The relentless spread of the coronavirus outside China boosted demand for safe-haven assets. And raised support for interest rate cuts from major central banks. As a result, palladium and scaled another all-time high on supply deficit worries.
Both oil and Asian share markets dropped as investors reached for the safety of gold and bonds. While the US Treasuries rallied into record territory amid concerns over the coronavirus.
ANZ analyst Daniel Hynes said the global economic impact of the health crisis strengthened the demand for safe haven. Growing expectations on central banks will need to take action if it spreads further out of China.
Investors are betting on a further cut from the US Federal Reserve in order to ease the impact on the country’s economy. Some analysts are also betting on cuts from the European Central Bank and the Bank of England.
Hynes also agreed to higher prices and demand for gold as markets price in on cuts to rates across the globe.
Lower interest rates reduce the opportunity costs of holding non-yielding bullion.
Gold Grows with Coronavirus
Gold prices increased as the first possible coronavirus case emerged in the US.
Spot gold jumped 0.6% to $1,648.63 early morning, which jumped more than 1% in intraday trade. Furthermore, US gold futures went up 0.5% at $1,650.
Governments increased efforts to battle the coronavirus as infections outside China reached outside the country for the first time this week. US health authorities said it could be a pandemic, although President Donald Trump claimed the risk remained low.
The Centers for Disease Control and Prevention (CDC) said a California patient did not have relevant travel history or exposure to another patient. It could be a case of “community spread.” That means a spread of an illness for which its source will remain unknown.
President Trump announced that Vice President Mike Pence will be in charge of the US response to the virus outbreak. Earlier, he said “fake news media” was overhyping the crisis.

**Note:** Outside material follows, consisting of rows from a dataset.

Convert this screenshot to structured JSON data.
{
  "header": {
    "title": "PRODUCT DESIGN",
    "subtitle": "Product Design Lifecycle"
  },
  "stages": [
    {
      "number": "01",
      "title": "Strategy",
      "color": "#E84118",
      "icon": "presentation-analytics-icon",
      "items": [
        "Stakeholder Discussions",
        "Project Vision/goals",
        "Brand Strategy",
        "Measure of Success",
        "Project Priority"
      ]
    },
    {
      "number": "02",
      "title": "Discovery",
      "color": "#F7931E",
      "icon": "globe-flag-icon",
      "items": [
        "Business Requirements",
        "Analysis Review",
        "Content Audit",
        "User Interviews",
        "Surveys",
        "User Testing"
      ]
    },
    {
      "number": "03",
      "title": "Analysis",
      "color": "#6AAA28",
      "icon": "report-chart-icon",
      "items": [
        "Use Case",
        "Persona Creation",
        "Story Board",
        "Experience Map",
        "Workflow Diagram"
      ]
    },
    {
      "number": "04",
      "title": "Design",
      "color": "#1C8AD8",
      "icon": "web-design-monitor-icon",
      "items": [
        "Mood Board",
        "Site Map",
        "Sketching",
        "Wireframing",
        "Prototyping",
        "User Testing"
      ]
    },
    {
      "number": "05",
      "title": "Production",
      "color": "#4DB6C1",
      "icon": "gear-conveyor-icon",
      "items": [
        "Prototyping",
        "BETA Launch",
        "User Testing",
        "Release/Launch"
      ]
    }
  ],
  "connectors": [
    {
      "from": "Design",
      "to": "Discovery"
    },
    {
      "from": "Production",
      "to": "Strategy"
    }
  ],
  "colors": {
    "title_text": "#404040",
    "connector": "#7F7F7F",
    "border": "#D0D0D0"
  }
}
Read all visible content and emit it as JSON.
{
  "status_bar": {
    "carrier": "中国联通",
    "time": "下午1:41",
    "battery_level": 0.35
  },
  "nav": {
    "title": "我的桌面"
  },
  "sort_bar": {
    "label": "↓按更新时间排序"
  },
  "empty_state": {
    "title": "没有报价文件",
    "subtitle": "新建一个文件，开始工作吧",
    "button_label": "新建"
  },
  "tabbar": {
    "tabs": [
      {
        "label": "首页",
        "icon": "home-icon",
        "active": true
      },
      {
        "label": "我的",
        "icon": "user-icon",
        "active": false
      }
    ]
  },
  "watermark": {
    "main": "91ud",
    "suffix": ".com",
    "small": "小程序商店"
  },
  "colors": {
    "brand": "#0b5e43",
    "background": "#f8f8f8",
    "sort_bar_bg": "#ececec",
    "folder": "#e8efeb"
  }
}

Goldman Sachs Group raised its gold forecast to $1,800 an ounce if the virus effect spreads into the second quarter of the year.